(Data extracted from a collection)
..............................

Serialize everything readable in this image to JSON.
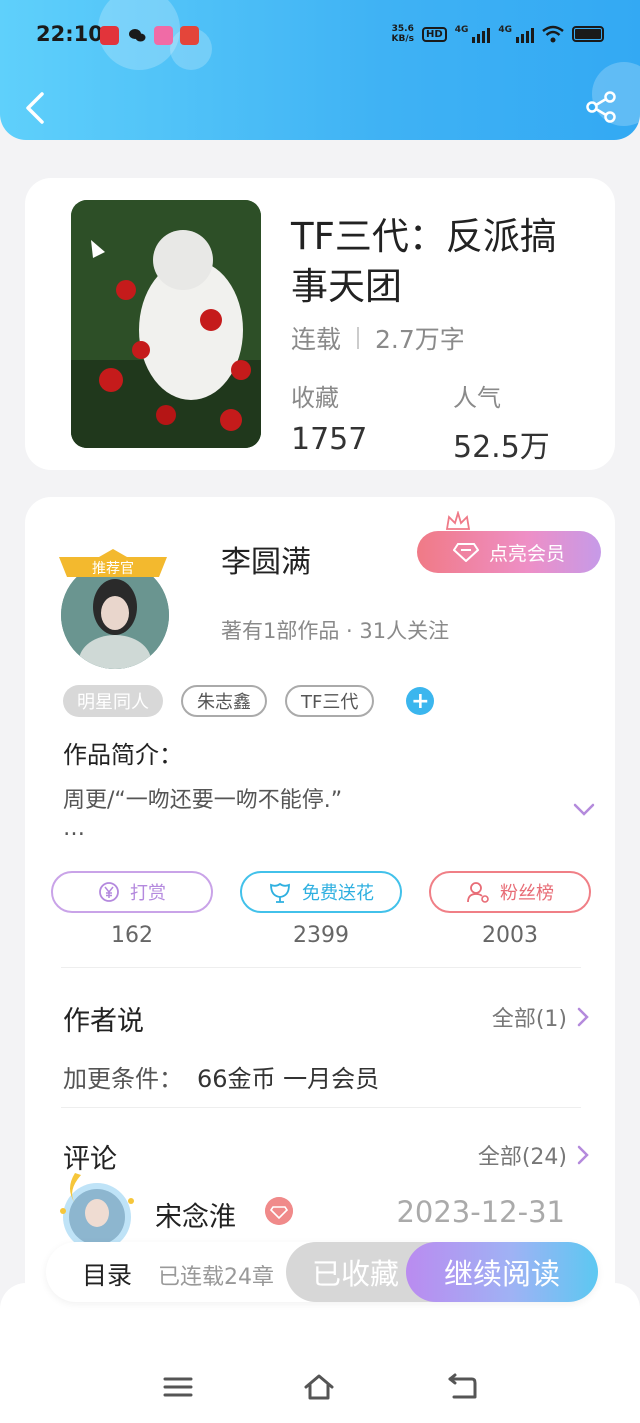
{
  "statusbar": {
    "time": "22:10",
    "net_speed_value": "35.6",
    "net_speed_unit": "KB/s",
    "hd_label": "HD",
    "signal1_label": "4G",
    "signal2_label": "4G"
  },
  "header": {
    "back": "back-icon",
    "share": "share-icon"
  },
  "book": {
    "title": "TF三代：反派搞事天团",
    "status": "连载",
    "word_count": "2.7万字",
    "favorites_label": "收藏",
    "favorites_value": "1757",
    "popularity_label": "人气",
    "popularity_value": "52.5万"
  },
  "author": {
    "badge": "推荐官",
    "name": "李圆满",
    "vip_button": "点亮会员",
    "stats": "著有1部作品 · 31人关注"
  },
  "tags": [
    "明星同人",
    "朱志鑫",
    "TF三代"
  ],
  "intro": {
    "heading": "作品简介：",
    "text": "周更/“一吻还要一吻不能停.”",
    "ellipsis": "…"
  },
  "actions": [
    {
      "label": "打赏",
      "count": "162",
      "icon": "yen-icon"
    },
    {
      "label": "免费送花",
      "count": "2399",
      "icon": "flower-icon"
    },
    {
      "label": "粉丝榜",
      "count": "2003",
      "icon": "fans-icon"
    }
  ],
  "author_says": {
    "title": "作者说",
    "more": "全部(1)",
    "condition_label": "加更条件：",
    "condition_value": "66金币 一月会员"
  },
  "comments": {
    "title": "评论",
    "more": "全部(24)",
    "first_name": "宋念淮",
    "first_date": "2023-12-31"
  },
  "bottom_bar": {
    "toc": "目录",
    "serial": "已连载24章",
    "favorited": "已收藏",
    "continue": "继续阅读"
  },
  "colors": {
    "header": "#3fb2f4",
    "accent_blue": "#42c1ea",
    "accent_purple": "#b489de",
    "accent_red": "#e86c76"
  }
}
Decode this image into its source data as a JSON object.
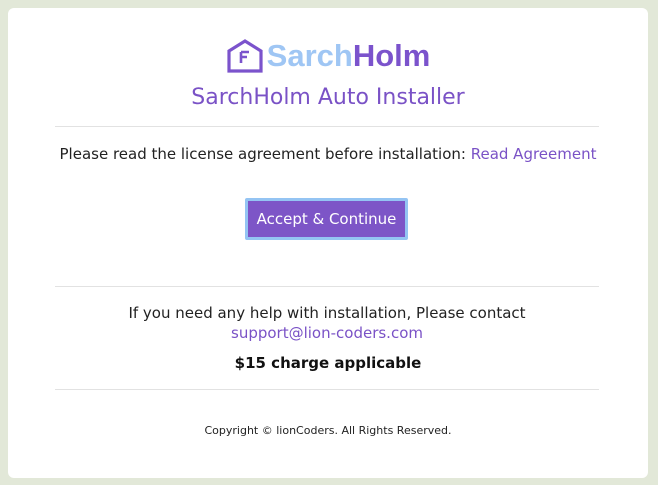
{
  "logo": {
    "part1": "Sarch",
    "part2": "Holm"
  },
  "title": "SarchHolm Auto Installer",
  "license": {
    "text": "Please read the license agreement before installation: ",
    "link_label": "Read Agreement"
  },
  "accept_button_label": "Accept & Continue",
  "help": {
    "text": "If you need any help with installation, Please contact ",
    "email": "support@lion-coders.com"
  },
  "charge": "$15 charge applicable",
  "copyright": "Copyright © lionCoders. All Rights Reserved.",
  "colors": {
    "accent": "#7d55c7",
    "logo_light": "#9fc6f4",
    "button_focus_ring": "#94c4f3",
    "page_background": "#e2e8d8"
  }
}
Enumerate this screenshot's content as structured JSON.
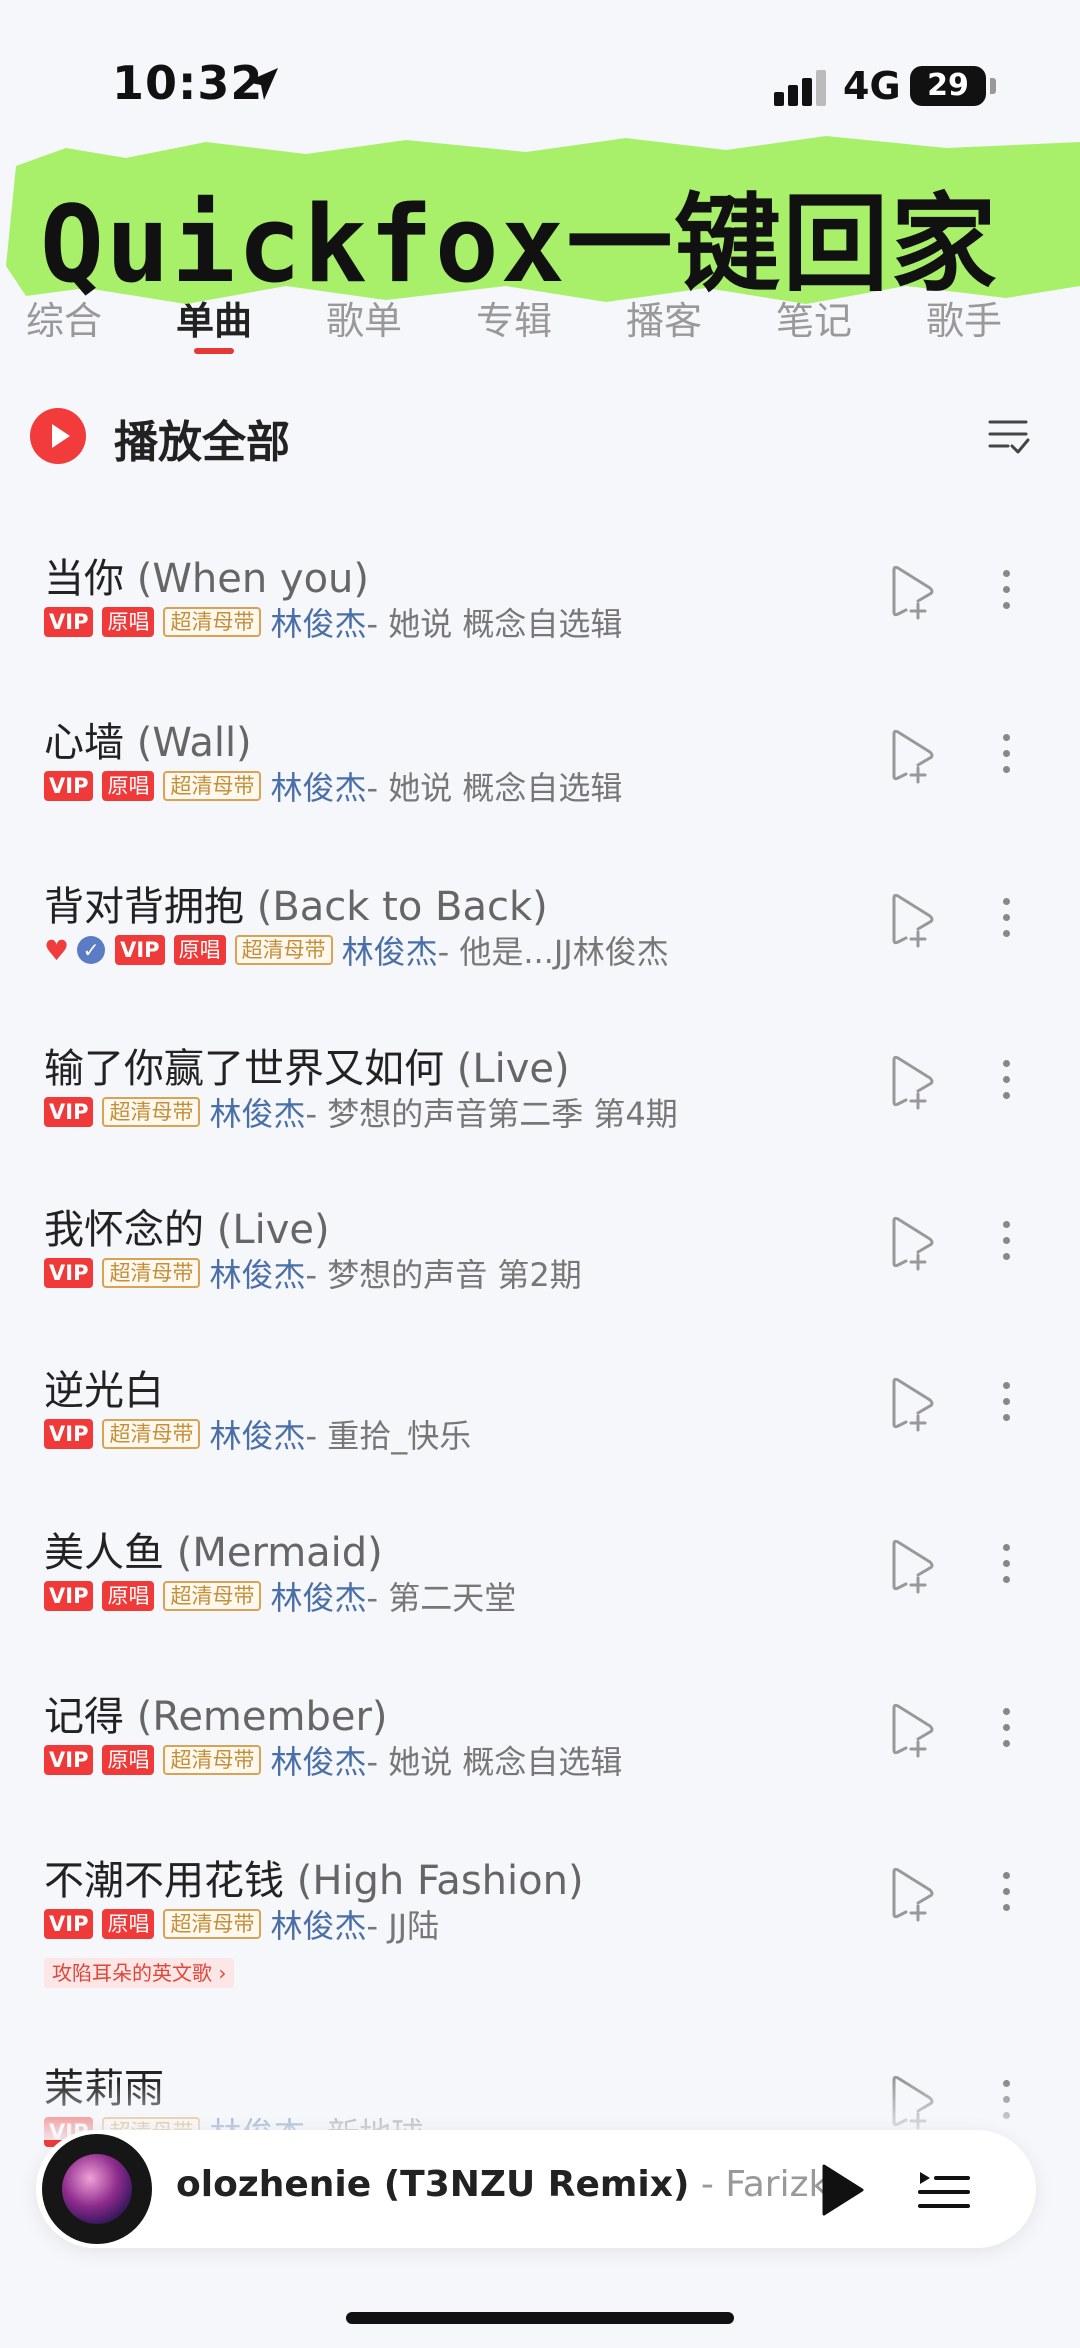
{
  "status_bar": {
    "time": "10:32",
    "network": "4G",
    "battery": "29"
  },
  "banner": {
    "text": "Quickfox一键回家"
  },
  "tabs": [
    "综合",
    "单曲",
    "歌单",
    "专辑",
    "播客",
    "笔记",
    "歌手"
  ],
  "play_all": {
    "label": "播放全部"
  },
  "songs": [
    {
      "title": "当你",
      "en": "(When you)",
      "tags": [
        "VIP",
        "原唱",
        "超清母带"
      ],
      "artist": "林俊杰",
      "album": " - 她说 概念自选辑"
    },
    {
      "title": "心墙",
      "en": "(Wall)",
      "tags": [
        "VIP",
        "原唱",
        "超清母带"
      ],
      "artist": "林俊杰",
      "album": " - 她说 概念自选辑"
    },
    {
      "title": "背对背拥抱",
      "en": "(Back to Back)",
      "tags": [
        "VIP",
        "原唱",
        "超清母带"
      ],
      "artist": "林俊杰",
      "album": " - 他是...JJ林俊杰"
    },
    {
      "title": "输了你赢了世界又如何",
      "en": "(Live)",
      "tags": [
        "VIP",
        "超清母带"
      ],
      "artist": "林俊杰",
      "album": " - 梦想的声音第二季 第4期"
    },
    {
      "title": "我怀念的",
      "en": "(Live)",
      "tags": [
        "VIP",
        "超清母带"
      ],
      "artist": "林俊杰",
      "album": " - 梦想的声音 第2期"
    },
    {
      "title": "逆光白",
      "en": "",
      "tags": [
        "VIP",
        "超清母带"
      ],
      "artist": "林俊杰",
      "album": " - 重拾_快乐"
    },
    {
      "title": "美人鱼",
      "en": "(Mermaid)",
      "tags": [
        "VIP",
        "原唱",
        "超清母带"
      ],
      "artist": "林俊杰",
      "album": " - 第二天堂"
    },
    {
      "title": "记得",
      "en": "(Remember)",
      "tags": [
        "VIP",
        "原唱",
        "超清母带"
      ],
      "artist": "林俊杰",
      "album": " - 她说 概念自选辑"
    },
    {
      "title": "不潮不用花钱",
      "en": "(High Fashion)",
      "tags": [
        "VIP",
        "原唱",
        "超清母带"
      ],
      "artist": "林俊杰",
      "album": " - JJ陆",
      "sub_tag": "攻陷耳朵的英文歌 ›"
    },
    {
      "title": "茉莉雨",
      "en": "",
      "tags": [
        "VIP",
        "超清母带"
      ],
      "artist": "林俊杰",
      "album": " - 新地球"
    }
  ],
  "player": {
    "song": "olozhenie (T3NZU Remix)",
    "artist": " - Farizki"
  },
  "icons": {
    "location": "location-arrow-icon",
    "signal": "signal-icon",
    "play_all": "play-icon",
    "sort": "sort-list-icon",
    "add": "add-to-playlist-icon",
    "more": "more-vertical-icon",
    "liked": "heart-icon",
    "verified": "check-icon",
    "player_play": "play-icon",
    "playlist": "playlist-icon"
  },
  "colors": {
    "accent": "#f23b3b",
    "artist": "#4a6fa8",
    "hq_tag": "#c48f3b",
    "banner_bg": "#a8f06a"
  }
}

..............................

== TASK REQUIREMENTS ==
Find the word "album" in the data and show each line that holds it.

== EXERCISE ANSWER ==
      "album": " - 她说 概念自选辑"
      "album": " - 她说 概念自选辑"
      "album": " - 他是...JJ林俊杰"
      "album": " - 梦想的声音第二季 第4期"
      "album": " - 梦想的声音 第2期"
      "album": " - 重拾_快乐"
      "album": " - 第二天堂"
      "album": " - 她说 概念自选辑"
      "album": " - JJ陆",
      "album": " - 新地球"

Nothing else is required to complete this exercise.